By , April 19, 2017
Video: White House Intelligence Report on Idlib Chemical Attack “Misinterprets Evidence”, “Politically Motivated”
By , April 18, 2017
Assessment of White House Intelligence Report About Nerve Agent Attack in Khan Shaykhun, Syria
By , April 13, 2017

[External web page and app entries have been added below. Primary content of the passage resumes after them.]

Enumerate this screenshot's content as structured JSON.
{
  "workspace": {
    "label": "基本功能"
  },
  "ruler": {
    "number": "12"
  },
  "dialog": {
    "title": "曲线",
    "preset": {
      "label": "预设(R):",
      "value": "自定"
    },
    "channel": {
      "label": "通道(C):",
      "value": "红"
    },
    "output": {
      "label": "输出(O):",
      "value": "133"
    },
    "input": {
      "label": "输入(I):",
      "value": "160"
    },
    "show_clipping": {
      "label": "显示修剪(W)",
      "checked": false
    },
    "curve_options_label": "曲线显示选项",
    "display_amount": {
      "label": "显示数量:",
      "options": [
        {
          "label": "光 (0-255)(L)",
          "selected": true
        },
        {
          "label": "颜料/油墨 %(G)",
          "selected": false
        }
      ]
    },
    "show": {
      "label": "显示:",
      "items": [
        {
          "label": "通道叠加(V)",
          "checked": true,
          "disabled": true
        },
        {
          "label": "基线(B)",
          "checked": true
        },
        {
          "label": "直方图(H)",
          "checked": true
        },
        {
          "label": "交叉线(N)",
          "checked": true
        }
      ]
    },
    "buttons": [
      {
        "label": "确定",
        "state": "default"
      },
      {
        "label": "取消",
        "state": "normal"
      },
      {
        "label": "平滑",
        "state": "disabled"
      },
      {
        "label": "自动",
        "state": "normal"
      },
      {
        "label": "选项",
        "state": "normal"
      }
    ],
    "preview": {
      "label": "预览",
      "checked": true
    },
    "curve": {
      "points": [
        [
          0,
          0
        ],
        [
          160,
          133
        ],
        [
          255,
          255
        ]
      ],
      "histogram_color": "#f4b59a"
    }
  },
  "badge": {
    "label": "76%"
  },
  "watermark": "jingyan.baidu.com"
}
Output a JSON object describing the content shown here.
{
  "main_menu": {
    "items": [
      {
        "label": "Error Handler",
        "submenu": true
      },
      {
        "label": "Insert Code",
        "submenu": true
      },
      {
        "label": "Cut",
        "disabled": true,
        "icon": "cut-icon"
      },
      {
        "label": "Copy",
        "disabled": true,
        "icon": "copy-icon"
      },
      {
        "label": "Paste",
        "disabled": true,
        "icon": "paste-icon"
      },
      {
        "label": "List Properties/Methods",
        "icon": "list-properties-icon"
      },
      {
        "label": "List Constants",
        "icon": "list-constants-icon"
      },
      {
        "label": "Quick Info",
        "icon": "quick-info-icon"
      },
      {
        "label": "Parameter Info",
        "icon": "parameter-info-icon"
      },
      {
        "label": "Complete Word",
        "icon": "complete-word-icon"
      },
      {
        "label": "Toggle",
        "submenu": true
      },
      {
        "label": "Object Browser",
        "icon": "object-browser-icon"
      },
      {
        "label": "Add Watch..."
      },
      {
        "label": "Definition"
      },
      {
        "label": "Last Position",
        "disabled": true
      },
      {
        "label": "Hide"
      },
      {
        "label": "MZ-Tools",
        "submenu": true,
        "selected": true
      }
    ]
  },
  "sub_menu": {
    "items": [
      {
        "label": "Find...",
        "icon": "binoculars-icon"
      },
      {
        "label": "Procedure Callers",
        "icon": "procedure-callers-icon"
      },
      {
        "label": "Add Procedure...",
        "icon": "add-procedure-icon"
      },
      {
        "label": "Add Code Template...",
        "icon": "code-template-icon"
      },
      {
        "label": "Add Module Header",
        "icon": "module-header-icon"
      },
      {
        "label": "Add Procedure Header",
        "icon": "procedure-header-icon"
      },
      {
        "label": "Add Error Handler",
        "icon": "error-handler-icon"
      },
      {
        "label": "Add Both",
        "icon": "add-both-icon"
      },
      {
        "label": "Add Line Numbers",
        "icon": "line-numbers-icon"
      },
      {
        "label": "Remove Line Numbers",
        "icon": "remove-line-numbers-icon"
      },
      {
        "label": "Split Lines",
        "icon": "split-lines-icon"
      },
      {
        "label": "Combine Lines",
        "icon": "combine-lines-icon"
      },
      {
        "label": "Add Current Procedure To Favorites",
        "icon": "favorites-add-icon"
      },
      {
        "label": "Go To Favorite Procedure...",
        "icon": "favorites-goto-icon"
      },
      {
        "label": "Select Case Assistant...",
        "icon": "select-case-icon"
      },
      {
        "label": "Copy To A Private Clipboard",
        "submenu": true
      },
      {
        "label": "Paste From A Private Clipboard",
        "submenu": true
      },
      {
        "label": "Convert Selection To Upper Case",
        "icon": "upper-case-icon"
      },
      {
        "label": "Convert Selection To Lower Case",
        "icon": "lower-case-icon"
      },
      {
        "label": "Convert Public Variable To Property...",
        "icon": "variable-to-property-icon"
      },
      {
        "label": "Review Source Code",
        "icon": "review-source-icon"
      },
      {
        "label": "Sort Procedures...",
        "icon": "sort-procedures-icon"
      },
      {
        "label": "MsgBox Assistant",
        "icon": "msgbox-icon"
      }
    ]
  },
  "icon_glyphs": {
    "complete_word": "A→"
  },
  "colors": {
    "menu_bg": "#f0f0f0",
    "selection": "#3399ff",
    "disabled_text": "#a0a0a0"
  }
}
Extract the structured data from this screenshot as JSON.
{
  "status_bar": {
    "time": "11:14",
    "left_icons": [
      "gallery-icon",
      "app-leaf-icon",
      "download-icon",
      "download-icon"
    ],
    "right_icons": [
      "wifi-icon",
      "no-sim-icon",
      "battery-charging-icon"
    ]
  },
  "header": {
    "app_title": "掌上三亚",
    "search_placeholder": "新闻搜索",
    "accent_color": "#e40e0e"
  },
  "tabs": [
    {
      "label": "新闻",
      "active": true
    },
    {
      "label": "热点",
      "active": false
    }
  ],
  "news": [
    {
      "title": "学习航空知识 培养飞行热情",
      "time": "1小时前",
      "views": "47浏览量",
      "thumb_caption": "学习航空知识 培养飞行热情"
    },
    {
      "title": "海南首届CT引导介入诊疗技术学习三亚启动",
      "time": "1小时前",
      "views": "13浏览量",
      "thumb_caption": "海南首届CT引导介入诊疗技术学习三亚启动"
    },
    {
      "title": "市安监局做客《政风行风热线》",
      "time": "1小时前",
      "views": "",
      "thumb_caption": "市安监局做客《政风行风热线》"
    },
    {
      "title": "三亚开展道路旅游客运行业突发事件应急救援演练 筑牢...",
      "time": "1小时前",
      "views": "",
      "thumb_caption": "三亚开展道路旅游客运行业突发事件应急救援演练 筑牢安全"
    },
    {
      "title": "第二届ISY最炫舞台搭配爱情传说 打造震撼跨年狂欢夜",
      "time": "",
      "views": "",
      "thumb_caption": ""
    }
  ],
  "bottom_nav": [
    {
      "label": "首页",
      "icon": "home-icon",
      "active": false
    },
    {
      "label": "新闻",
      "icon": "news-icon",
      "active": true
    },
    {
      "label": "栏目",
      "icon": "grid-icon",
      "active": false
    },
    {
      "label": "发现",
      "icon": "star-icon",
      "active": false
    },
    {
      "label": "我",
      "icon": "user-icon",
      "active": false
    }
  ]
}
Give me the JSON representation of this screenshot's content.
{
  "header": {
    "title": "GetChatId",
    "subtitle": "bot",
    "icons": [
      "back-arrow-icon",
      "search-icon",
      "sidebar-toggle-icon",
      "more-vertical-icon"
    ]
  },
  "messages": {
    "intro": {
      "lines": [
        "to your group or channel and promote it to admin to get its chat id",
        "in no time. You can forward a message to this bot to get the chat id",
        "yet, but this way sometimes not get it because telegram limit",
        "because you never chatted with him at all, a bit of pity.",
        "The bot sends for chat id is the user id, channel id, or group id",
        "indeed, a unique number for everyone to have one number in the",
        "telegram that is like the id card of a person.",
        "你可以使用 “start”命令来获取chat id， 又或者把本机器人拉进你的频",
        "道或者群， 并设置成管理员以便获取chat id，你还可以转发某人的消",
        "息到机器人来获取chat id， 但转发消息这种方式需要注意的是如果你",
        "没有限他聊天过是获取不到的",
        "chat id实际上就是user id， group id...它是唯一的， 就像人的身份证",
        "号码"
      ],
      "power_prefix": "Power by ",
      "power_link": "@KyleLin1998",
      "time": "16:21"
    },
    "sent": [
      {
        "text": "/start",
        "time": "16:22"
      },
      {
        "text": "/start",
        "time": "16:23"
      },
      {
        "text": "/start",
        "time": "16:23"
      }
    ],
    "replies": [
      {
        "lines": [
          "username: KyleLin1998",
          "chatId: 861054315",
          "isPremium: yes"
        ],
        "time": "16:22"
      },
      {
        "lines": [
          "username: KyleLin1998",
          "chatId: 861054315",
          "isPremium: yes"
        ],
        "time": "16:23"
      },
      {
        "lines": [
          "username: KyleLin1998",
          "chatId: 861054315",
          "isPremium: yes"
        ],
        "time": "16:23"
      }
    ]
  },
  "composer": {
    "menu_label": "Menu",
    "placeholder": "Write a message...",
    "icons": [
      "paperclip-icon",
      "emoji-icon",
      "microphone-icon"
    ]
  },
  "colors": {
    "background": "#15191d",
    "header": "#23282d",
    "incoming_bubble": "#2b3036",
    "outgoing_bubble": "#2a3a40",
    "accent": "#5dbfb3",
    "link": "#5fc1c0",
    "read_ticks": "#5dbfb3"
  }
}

Theodore A. Postol is a professor emeritus of science, technology, and national security policy at MIT. Postol’s main expertise is in ballistic missiles. He has a substantial background in air dispersal, including how toxic plumes move in the air. Postol has taught courses on weapons of mass destruction – including chemical and biological threats – at MIT. Before joining MIT, Postol worked as an analyst at the Office of Technology Assessment, as a science and policy adviser to the chief of naval operations, and as a researcher at Argonne National Laboratory. He also helped build a program at Stanford University to train mid-career scientists to study weapons technology in relation to defense and arms control policy. Postol is a highly-decorated scientist, receiving the Leo Szilard Prize from the American Physical Society, the Hilliard Roderick Prize from the American Association for the Advancement of Science, and the Richard L. Garwin Award from the Federation of American Scientists.